The few concerns included Cedar Hill ISD, one resident mentioned noise, but 99% of the residents who answered their door said the city is doing an amazing job and they are glad to be residents.
Also, most of the people on the blocks we covered have lived in their homes in Cedar Hill for many years – as in 20-plus and that too speaks volumes with no words even being said.
In Mayor Mason’s words “I am doing a police walk with the chief and it is an initiative he started back in 2019. He wanted to get into the community and instead of him driving around in his cruiser he wanted to actually knock on the door and learn a little bit more about his community. Therefore, he started this police walk with the Chief. Councilmembers are involved with city departments like fire, code enforcement, animal shelter, etc. and we do also encourage our school board members to participate in the effort. We just knock on doors, meet with our neighborhood and residents, and ask them how we can better serve them.”
Reyes added regarding the neighborhood walk “Our neighborhood walk program has become one of our hallmark community engagement opportunities we have with the police department. It has really transitioned because when we started it four years ago with just the police department, council members, and city management, now it involves all the departments. It has evolved into learning about our communities, hearing direct feedback from our citizens, and how we can better serve them.”
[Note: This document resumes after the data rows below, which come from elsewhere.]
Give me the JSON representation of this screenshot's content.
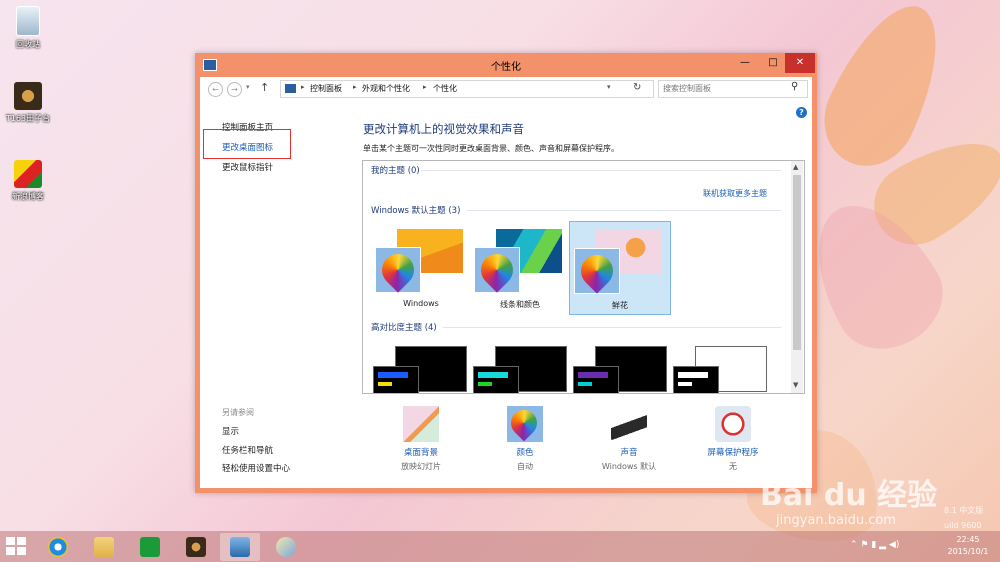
{
  "desktop": {
    "icons": [
      {
        "label": "回收站"
      },
      {
        "label": "T163田子台"
      },
      {
        "label": "新浪博客"
      }
    ]
  },
  "window": {
    "title": "个性化",
    "minimize_glyph": "—",
    "maximize_glyph": "□",
    "close_glyph": "✕"
  },
  "address": {
    "back_glyph": "←",
    "forward_glyph": "→",
    "dropdown_glyph": "▾",
    "up_glyph": "↑",
    "breadcrumb": [
      "控制面板",
      "外观和个性化",
      "个性化"
    ],
    "separator": "▸",
    "refresh_glyph": "↻",
    "search_placeholder": "搜索控制面板",
    "search_glyph": "⚲"
  },
  "sidebar": {
    "links": [
      "控制面板主页",
      "更改桌面图标",
      "更改鼠标指针"
    ],
    "see_also_title": "另请参阅",
    "see_also": [
      "显示",
      "任务栏和导航",
      "轻松使用设置中心"
    ]
  },
  "main": {
    "help": "?",
    "title": "更改计算机上的视觉效果和声音",
    "description": "单击某个主题可一次性同时更改桌面背景、颜色、声音和屏幕保护程序。",
    "my_themes": "我的主题 (0)",
    "get_more": "联机获取更多主题",
    "default_themes": "Windows 默认主题 (3)",
    "themes": [
      {
        "name": "Windows",
        "selected": false
      },
      {
        "name": "线条和颜色",
        "selected": false
      },
      {
        "name": "鲜花",
        "selected": true
      }
    ],
    "high_contrast": "高对比度主题 (4)",
    "hc_colors": [
      "#1a5cff",
      "#18d8d8",
      "#6a2cb0",
      "#ffffff"
    ],
    "scroll_up": "▲",
    "scroll_down": "▼"
  },
  "bottom": [
    {
      "title": "桌面背景",
      "subtitle": "放映幻灯片"
    },
    {
      "title": "颜色",
      "subtitle": "自动"
    },
    {
      "title": "声音",
      "subtitle": "Windows 默认"
    },
    {
      "title": "屏幕保护程序",
      "subtitle": "无"
    }
  ],
  "taskbar": {
    "clock_time": "22:45",
    "clock_date": "2015/10/1",
    "tray_icons": "⌃ ⚑ ▮ ▂ ◀)"
  },
  "watermark": {
    "brand": "Bai du 经验",
    "url": "jingyan.baidu.com",
    "build_line1": "8.1 中文版",
    "build_line2": "uild 9600"
  },
  "colors": {
    "window_frame": "#f2916a",
    "link_blue": "#1a5db5",
    "heading_blue": "#1e3b7a",
    "close_red": "#c7302b",
    "annotation_red": "#e03030"
  }
}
He said that a lot of the concerns of the community do not necessarily have to do with the police department and can run the gamut from code enforcement to concerns with lighting and other areas “so it is important we can go to them instead of waiting for them to come to us.”
All about public engagement, Mason concluded by saying “I really enjoy just going out and getting a good sense if our residents feel safe in our community. I think the walk has been successful and I get a barometer about what is going on and the best way for us to get information for the council to take back to our retreats and better engage with our community. Kudos to Chief Reyes for putting doing something like this and I hope we continue to do this and connect with every neighborhood.”